TRY IT:
This exercise calls for a copy of every line in the listing below that carries the word "data".
(PROVIDED RECORDS Opens)
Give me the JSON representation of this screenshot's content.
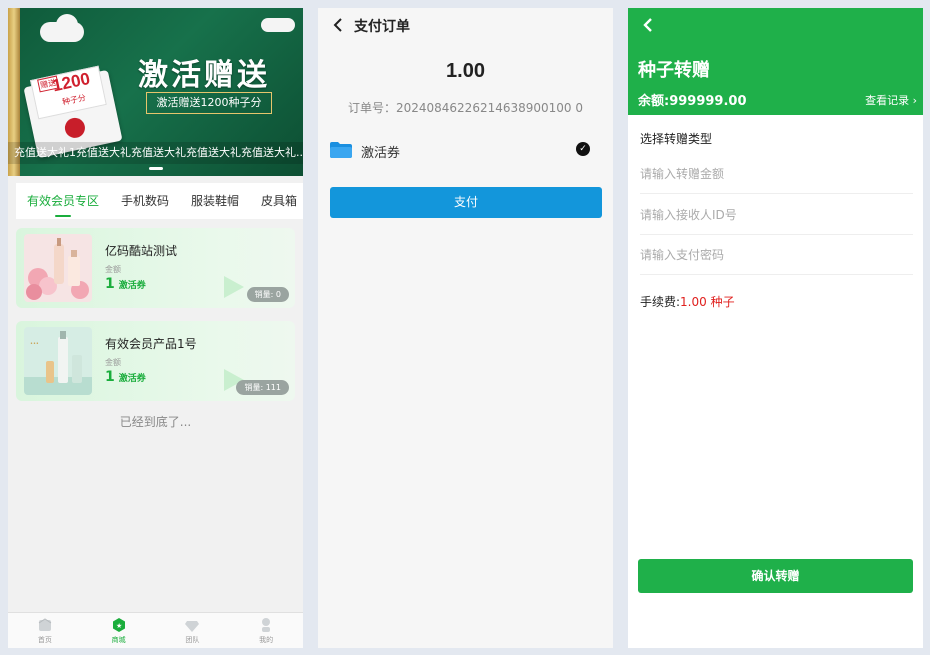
{
  "shop": {
    "banner": {
      "title": "激活赠送",
      "subtitle": "激活赠送1200种子分",
      "envelope_number": "1200",
      "envelope_sub": "种子分",
      "envelope_tag": "赠送",
      "marquee": "充值送大礼1充值送大礼充值送大礼充值送大礼充值送大礼..."
    },
    "tabs": [
      "有效会员专区",
      "手机数码",
      "服装鞋帽",
      "皮具箱"
    ],
    "products": [
      {
        "name": "亿码酷站测试",
        "amount_label": "金额",
        "amount": "1",
        "unit": "激活券",
        "sales": "销量: 0"
      },
      {
        "name": "有效会员产品1号",
        "amount_label": "金额",
        "amount": "1",
        "unit": "激活券",
        "sales": "销量: 111"
      }
    ],
    "end_text": "已经到底了...",
    "tabbar": [
      {
        "label": "首页",
        "icon": "home-icon"
      },
      {
        "label": "商城",
        "icon": "shop-icon"
      },
      {
        "label": "团队",
        "icon": "team-icon"
      },
      {
        "label": "我的",
        "icon": "profile-icon"
      }
    ]
  },
  "payment": {
    "title": "支付订单",
    "amount": "1.00",
    "order_no": "订单号：20240846226214638900100 0",
    "method": "激活券",
    "pay_button": "支付"
  },
  "transfer": {
    "title": "种子转赠",
    "balance": "余额:999999.00",
    "records": "查看记录",
    "section": "选择转赠类型",
    "amount_placeholder": "请输入转赠金额",
    "receiver_placeholder": "请输入接收人ID号",
    "password_placeholder": "请输入支付密码",
    "fee_label": "手续费:",
    "fee_value": "1.00 种子",
    "confirm_button": "确认转赠"
  },
  "colors": {
    "green": "#1fb04a",
    "blue": "#1396db",
    "red": "#e0201e"
  }
}
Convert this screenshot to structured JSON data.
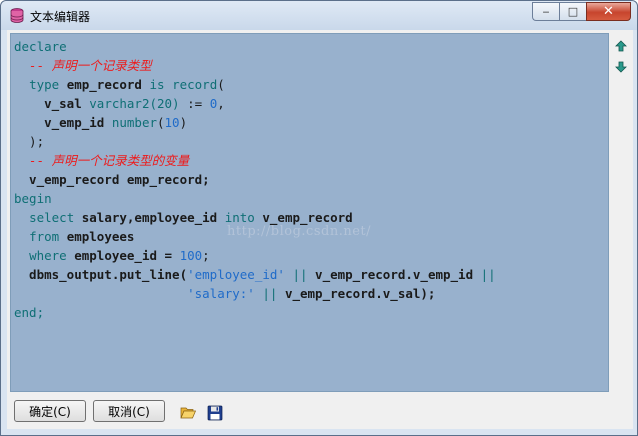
{
  "window": {
    "title": "文本编辑器",
    "min_symbol": "‒",
    "max_symbol": "□",
    "close_symbol": "✕"
  },
  "editor": {
    "watermark": "http://blog.csdn.net/",
    "lines": [
      [
        {
          "t": "declare",
          "c": "kw"
        }
      ],
      [
        {
          "t": "  -- 声明一个记录类型",
          "c": "cm"
        }
      ],
      [
        {
          "t": "  ",
          "c": "op"
        },
        {
          "t": "type",
          "c": "kw"
        },
        {
          "t": " emp_record ",
          "c": "id"
        },
        {
          "t": "is",
          "c": "kw"
        },
        {
          "t": " ",
          "c": "op"
        },
        {
          "t": "record",
          "c": "kw"
        },
        {
          "t": "(",
          "c": "op"
        }
      ],
      [
        {
          "t": "    v_sal ",
          "c": "id"
        },
        {
          "t": "varchar2(20)",
          "c": "kw"
        },
        {
          "t": " := ",
          "c": "op"
        },
        {
          "t": "0",
          "c": "num"
        },
        {
          "t": ",",
          "c": "op"
        }
      ],
      [
        {
          "t": "    v_emp_id ",
          "c": "id"
        },
        {
          "t": "number",
          "c": "kw"
        },
        {
          "t": "(",
          "c": "op"
        },
        {
          "t": "10",
          "c": "num"
        },
        {
          "t": ")",
          "c": "op"
        }
      ],
      [
        {
          "t": "  );",
          "c": "op"
        }
      ],
      [
        {
          "t": "  -- 声明一个记录类型的变量",
          "c": "cm"
        }
      ],
      [
        {
          "t": "  v_emp_record emp_record;",
          "c": "id"
        }
      ],
      [
        {
          "t": "begin",
          "c": "kw"
        }
      ],
      [
        {
          "t": "  ",
          "c": "op"
        },
        {
          "t": "select",
          "c": "kw"
        },
        {
          "t": " salary,employee_id ",
          "c": "id"
        },
        {
          "t": "into",
          "c": "kw"
        },
        {
          "t": " v_emp_record",
          "c": "id"
        }
      ],
      [
        {
          "t": "  ",
          "c": "op"
        },
        {
          "t": "from",
          "c": "kw"
        },
        {
          "t": " employees",
          "c": "id"
        }
      ],
      [
        {
          "t": "  ",
          "c": "op"
        },
        {
          "t": "where",
          "c": "kw"
        },
        {
          "t": " employee_id = ",
          "c": "id"
        },
        {
          "t": "100",
          "c": "num"
        },
        {
          "t": ";",
          "c": "op"
        }
      ],
      [
        {
          "t": "  dbms_output.put_line(",
          "c": "id"
        },
        {
          "t": "'employee_id'",
          "c": "str"
        },
        {
          "t": " ",
          "c": "op"
        },
        {
          "t": "||",
          "c": "kw"
        },
        {
          "t": " v_emp_record.v_emp_id ",
          "c": "id"
        },
        {
          "t": "||",
          "c": "kw"
        }
      ],
      [
        {
          "t": "                       ",
          "c": "op"
        },
        {
          "t": "'salary:'",
          "c": "str"
        },
        {
          "t": " ",
          "c": "op"
        },
        {
          "t": "||",
          "c": "kw"
        },
        {
          "t": " v_emp_record.v_sal);",
          "c": "id"
        }
      ],
      [
        {
          "t": "end;",
          "c": "kw"
        }
      ]
    ]
  },
  "side_tools": {
    "up_icon": "arrow-up-icon",
    "down_icon": "arrow-down-icon"
  },
  "bottom": {
    "ok_label": "确定(C)",
    "cancel_label": "取消(C)",
    "open_icon": "folder-open-icon",
    "save_icon": "floppy-disk-icon"
  },
  "colors": {
    "editor_bg": "#98b1cd",
    "keyword": "#0f6f75",
    "comment": "#ee1a1a",
    "number": "#1f6bc9",
    "identifier": "#1a1a1a"
  }
}
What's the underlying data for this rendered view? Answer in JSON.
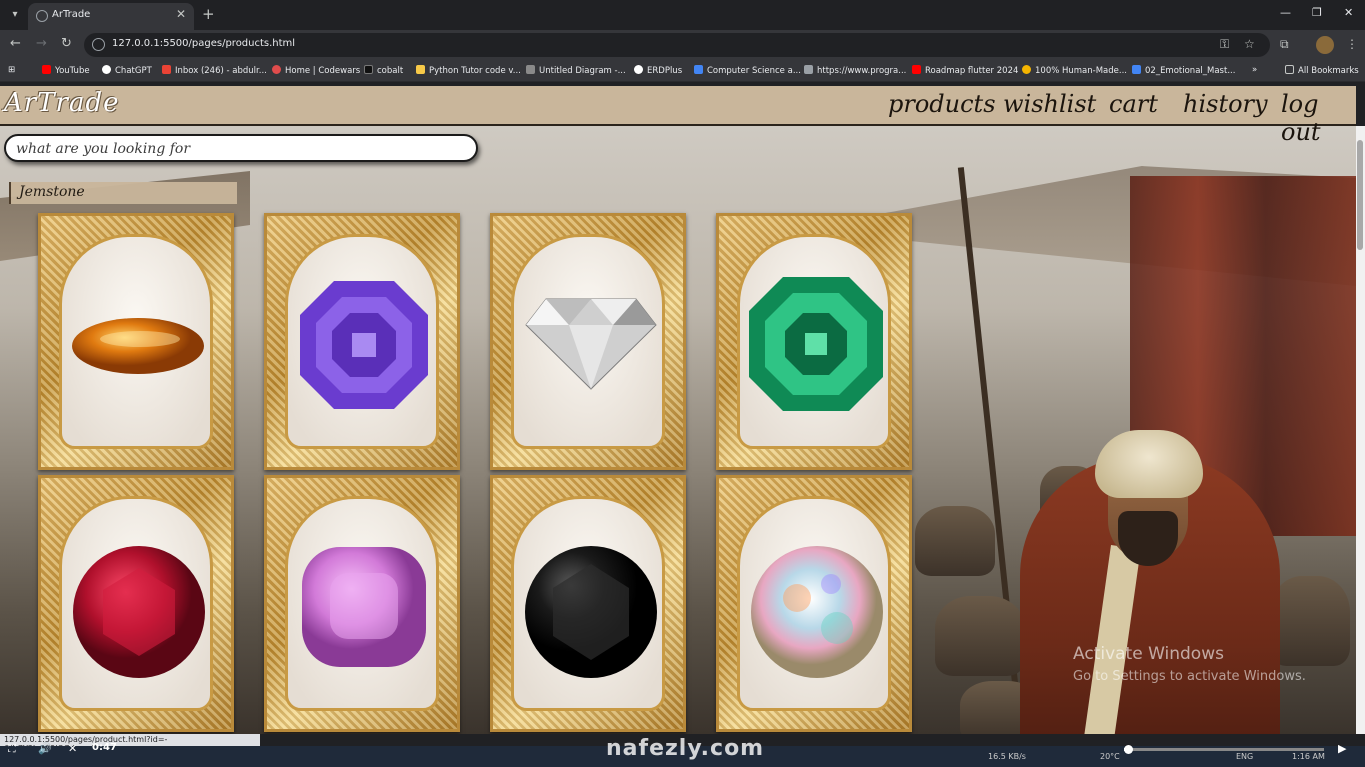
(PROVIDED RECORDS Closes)
EXERCISE OUTPUT:
Convert this screenshot to structured JSON data.
What's the underlying data for this rendered view? Answer in JSON.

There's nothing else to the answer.